Hi Nathan! I'll answer these in order with my take on brisket. Understand that there is more than one way to skin a cat, so you'll have to play with it and find the method that best works for you
1. I have a 13-14lb brisket; do I cut it in half so that it cooks quicker? If so, presumably the chunk nearest the heat in my horizontal smoker will cook quicker; do you swap them over? I have a horizontal offset, and I leave it whole, with the point facing the heat source. I find this gives me the best burnt ends.

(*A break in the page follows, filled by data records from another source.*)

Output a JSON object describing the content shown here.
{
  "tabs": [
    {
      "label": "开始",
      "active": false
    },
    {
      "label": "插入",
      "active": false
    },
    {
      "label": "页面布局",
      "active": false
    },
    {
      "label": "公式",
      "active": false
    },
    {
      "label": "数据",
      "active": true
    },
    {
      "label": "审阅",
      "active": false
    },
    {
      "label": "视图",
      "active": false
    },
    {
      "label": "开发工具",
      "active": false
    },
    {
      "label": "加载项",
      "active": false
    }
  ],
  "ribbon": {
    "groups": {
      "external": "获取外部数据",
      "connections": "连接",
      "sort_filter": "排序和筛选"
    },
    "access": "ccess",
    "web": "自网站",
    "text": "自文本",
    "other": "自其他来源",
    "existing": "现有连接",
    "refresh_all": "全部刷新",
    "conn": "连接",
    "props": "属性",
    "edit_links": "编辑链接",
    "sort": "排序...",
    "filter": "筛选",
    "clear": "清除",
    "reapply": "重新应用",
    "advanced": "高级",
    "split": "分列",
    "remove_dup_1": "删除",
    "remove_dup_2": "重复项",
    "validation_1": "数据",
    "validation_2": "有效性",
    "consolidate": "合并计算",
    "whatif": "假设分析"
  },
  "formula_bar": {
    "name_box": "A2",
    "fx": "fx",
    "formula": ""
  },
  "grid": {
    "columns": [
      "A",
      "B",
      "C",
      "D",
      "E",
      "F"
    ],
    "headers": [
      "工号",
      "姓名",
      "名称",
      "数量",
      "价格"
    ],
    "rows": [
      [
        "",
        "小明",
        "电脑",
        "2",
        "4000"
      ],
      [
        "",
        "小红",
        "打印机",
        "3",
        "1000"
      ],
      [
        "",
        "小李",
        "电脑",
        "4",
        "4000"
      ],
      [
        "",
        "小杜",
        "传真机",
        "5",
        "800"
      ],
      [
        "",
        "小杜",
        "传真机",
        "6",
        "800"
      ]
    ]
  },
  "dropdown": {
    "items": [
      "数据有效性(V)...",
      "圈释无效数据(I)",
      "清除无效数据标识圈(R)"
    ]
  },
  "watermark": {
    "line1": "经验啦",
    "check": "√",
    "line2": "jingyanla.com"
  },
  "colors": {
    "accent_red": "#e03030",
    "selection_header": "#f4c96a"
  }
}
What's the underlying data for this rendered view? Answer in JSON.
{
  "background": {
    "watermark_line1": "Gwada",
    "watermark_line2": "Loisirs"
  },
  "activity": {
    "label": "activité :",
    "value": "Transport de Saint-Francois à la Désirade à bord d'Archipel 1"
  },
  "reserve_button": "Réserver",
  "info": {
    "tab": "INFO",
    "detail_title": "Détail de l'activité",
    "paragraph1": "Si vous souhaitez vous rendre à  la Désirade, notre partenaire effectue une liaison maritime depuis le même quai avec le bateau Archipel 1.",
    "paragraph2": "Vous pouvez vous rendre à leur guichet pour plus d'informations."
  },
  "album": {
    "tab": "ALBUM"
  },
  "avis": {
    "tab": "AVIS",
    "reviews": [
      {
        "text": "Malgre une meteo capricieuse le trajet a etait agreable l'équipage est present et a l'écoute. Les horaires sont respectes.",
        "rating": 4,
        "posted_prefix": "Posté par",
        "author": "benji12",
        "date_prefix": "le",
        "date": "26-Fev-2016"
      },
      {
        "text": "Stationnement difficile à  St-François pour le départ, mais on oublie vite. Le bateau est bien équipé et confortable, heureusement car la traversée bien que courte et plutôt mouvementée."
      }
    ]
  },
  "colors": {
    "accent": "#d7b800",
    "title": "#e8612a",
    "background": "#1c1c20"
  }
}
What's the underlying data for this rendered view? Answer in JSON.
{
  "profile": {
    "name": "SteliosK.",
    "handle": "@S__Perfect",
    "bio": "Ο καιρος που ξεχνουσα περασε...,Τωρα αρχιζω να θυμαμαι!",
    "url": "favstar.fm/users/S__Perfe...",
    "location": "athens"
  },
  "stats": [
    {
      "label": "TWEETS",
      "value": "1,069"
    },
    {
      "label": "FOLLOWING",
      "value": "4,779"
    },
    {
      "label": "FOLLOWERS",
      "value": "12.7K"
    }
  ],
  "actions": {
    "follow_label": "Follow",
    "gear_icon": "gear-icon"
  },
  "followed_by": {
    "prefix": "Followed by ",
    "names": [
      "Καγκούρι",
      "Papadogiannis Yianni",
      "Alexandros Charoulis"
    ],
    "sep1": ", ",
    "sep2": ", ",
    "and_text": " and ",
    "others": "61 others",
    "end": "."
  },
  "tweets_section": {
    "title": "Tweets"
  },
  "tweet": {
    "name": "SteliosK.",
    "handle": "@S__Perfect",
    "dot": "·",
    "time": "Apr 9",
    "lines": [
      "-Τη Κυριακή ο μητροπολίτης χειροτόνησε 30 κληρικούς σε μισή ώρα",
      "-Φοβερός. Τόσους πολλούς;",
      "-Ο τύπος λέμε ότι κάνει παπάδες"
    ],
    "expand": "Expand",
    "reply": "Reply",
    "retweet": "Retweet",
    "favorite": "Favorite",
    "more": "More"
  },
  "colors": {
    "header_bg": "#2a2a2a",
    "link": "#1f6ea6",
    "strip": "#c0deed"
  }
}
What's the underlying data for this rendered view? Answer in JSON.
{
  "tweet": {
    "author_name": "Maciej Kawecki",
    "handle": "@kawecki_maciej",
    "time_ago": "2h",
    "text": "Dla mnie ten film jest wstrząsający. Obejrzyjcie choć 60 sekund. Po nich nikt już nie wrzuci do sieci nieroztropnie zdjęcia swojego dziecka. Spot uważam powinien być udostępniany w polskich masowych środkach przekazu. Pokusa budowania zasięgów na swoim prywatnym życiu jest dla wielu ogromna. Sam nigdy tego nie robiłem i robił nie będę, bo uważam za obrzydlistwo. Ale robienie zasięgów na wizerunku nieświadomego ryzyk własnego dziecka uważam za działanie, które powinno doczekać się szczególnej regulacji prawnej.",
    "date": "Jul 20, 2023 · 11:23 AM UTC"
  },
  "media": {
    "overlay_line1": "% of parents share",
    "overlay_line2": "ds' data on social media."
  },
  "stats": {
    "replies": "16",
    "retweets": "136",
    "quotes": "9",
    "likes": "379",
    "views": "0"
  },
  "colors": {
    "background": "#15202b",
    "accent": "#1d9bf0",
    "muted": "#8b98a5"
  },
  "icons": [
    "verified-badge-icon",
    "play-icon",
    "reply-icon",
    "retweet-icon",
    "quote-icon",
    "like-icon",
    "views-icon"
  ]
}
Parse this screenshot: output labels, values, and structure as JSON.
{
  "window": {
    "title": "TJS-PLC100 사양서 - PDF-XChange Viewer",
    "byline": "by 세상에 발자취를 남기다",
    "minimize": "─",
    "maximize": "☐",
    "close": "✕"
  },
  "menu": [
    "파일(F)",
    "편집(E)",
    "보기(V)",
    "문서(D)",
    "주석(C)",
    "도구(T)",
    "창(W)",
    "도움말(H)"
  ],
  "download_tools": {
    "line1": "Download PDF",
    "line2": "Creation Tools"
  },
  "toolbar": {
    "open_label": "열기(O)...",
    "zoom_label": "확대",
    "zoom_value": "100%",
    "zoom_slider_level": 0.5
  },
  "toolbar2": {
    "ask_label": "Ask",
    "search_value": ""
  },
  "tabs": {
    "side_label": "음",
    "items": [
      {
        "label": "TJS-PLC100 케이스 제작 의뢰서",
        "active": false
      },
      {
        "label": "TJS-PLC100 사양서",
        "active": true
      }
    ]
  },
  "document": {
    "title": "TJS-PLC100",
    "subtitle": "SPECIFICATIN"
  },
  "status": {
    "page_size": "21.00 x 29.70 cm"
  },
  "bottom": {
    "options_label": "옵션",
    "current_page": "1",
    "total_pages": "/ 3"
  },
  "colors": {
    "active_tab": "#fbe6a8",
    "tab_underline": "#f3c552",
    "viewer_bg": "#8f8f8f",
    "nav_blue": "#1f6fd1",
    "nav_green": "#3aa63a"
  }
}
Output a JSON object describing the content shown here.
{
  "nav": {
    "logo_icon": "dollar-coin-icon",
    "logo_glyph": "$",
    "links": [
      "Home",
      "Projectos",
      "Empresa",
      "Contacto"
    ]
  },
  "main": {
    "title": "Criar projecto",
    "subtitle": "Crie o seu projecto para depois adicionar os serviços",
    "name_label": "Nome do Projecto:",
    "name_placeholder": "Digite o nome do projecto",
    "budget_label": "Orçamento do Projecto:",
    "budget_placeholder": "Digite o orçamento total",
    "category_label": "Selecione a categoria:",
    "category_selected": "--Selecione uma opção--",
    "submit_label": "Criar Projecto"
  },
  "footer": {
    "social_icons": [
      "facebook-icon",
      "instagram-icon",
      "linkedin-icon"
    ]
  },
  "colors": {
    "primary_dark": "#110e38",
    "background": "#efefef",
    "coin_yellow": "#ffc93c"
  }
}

2. Last time round, I foiled it but didn't get much bark. How do I get my bark on? In my experience, foil can stop the caramelization process associated with bark. There is some debate over the science behind it, but my belief is that foil stops the evaporative cooling process that results from moisture leaving the surface of the meat. This same "reduction" process is what leaves behind the sugars from the juices that wick out of the meat during cooking. Foil retains the moisture (ergo retaining heat), but it's my experience that it softens your bark or stops the process altogether. For some people, this is OK, but I usually unfoil it for the last 15 or 20 minutes to solidify the bark a bit. Personally, I try to avoid the "Texas crutch" altogether, if I can help it.
3. I read in the beef sticky that some use a spray mop; doesn't that disrupt the bark formation? I mopped my first couple of briskets and butts. I haven't really done it since, unless I am glazing something. I would say the answer to your question is "It depends". Your spray will have the effect of cooling the meat. Remember, part of the process that creates the bark is letting the sugars (naturally from the meat, from your rub, or from your spritz) caramelize on the outside. If you disrupt the reduction of the moisture (evaporation) or cool the meat beyond the point that is caramelizes, your impede the bark process. However, on the flip side, if your spritz has a fruit juice or other sugar component, it may also enhance it. It's an art, not as much a science.
4. Lastly, is it possible to "overcook" it? Can I leave it on the smoker for too long? Absolutely. The same process that breaks down the connecting fibers of the meat to make it tender also liquefy components of it. At some point, the moisture runs out, wicked to the surface. The sticky that Al linked above will include discussions over temperature, with the internal temperature (or IT) of the meat being where you should target for doneness. Remember, meat will continue to cook after you remove it from the heat, a product of the outside temperature reaching some manner of equilibrium with the IT. You'll want to pull it off 5 to 10 degrees lower than your target IT and give the meat an opportunity to rest while it finds that balance.
Best of luck with it! Be sure and come back with some pics and tell us how it goes!
Originally Posted by nathanjwtx
We're having a cookout this 4th for the family and a few neighbours. Grandpa is doing ribs and I'm doing brisket. I've only smoked brisket once and whilst it was ok, it didn't hold a torch to my pulled pork; mainly becauise I didn't cook it long enough I think. That was a 7-8lb brisket. I've never cooked for this many people and I'm a wee bit nervous. So, a few questions:
1. I have a 13-14lb brisket; do I cut it in half so that it cooks quicker? If so, presumably the chunk nearest the heat in my horizontal smoker will cook quicker; do you swap them over?
2. Last time round, I foiled it but didn't get much bark. How do I get my bark on?
3. I read in the beef sticky that some use a spray mop; doesn't that disrupt the bark formation?
4. Lastly, is it possible to "overcook" it? Can I leave it on the smoker for too long?
Any other tips "grate"-fully received!